___ Supplied material

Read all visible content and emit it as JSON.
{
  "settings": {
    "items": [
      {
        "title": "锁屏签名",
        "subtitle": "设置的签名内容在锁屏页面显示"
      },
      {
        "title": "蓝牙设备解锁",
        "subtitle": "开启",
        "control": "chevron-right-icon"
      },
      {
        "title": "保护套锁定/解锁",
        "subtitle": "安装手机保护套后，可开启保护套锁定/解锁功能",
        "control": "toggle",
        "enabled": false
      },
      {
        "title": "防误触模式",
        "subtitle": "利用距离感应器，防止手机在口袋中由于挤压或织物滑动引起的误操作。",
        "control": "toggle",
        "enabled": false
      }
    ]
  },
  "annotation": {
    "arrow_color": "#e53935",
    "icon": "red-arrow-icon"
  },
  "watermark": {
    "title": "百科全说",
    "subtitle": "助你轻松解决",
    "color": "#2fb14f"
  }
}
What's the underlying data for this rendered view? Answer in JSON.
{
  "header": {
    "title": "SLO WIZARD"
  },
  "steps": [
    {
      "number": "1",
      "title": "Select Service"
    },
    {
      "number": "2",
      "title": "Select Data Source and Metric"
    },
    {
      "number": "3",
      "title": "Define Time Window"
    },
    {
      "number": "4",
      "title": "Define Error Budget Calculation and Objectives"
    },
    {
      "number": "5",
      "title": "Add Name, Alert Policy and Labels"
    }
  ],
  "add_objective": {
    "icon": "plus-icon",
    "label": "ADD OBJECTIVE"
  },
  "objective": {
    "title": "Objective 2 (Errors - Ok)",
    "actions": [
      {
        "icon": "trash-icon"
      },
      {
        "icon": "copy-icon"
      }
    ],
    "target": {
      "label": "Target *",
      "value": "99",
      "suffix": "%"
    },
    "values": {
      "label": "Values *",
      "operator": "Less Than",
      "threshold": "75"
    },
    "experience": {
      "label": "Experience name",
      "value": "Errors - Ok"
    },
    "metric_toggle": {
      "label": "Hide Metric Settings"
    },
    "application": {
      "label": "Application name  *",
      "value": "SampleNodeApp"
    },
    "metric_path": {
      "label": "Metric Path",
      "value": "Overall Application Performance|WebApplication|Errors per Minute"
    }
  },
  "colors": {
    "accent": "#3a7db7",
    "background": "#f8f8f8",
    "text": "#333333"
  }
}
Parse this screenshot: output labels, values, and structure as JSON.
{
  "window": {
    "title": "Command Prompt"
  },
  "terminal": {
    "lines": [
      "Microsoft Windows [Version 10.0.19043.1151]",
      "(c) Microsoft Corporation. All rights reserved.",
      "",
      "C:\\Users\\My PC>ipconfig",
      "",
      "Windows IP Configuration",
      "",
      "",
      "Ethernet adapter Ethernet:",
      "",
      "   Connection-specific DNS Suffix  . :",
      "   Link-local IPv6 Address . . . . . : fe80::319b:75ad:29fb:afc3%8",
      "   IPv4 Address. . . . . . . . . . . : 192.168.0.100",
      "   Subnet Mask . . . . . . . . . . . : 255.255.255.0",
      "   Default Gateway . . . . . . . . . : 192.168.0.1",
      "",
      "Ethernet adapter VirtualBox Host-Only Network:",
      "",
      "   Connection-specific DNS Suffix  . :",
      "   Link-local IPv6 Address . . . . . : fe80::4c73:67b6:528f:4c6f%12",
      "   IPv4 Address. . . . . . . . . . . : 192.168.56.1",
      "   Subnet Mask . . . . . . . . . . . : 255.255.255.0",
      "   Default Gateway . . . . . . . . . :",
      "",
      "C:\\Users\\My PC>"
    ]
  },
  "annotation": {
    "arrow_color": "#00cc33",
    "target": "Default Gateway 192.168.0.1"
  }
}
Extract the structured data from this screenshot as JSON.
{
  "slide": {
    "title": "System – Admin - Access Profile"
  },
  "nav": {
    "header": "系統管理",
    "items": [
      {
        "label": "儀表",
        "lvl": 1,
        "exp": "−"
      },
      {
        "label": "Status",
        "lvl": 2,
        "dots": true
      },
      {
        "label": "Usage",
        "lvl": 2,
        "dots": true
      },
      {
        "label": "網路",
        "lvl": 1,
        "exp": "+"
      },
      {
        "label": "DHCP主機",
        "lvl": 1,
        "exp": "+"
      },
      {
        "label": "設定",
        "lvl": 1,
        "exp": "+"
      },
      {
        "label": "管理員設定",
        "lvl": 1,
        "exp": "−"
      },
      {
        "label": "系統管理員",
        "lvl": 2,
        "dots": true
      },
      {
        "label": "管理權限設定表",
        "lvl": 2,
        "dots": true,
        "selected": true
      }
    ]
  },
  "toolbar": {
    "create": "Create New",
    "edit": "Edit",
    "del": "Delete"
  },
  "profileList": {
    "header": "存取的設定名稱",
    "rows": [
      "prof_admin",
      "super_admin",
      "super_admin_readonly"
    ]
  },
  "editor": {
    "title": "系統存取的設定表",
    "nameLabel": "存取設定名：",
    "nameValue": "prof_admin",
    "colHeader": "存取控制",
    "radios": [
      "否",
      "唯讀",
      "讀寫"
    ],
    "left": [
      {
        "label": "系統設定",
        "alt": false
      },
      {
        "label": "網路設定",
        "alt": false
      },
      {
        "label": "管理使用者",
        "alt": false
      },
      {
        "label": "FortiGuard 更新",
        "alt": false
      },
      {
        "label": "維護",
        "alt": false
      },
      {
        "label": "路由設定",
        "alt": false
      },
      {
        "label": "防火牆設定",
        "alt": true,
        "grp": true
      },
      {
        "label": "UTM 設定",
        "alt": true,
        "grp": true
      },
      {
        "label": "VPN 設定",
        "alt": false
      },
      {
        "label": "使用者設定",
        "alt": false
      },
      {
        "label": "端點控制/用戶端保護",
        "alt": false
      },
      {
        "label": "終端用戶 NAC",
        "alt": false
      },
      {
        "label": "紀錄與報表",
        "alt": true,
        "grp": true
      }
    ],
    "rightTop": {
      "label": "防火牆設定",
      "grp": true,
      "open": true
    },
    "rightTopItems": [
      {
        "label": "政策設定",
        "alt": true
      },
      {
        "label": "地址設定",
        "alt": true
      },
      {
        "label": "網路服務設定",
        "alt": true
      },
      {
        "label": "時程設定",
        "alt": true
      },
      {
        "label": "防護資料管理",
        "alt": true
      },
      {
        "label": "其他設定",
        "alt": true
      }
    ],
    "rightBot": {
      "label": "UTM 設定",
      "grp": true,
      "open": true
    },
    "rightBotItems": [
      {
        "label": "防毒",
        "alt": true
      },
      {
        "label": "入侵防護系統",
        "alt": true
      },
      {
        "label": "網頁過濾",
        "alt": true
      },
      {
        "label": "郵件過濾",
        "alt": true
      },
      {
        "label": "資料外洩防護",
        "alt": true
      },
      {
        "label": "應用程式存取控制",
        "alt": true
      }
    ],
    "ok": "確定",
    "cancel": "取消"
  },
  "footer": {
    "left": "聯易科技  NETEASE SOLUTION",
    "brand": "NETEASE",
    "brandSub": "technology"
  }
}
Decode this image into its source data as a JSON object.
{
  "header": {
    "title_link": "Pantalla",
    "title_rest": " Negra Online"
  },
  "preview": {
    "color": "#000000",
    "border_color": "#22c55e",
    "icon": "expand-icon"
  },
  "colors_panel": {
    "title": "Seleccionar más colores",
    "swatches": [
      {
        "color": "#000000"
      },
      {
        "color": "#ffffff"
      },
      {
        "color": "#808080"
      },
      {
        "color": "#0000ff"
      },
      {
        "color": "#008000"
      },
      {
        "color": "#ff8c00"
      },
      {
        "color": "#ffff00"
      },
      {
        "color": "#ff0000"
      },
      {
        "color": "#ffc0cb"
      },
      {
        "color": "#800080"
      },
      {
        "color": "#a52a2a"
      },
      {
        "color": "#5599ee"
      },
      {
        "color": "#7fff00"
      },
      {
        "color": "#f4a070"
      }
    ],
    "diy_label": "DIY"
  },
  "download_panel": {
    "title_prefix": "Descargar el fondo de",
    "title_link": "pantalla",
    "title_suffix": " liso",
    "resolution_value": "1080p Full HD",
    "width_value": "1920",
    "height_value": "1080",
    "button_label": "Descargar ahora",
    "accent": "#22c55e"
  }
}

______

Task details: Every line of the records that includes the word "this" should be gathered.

Your response:
What's the underlying data for this rendered view? Answer in JSON.
Parse this screenshot: output labels, values, and structure as JSON.
Extract the structured data from this screenshot as JSON.
Decode this image into its source data as a JSON object.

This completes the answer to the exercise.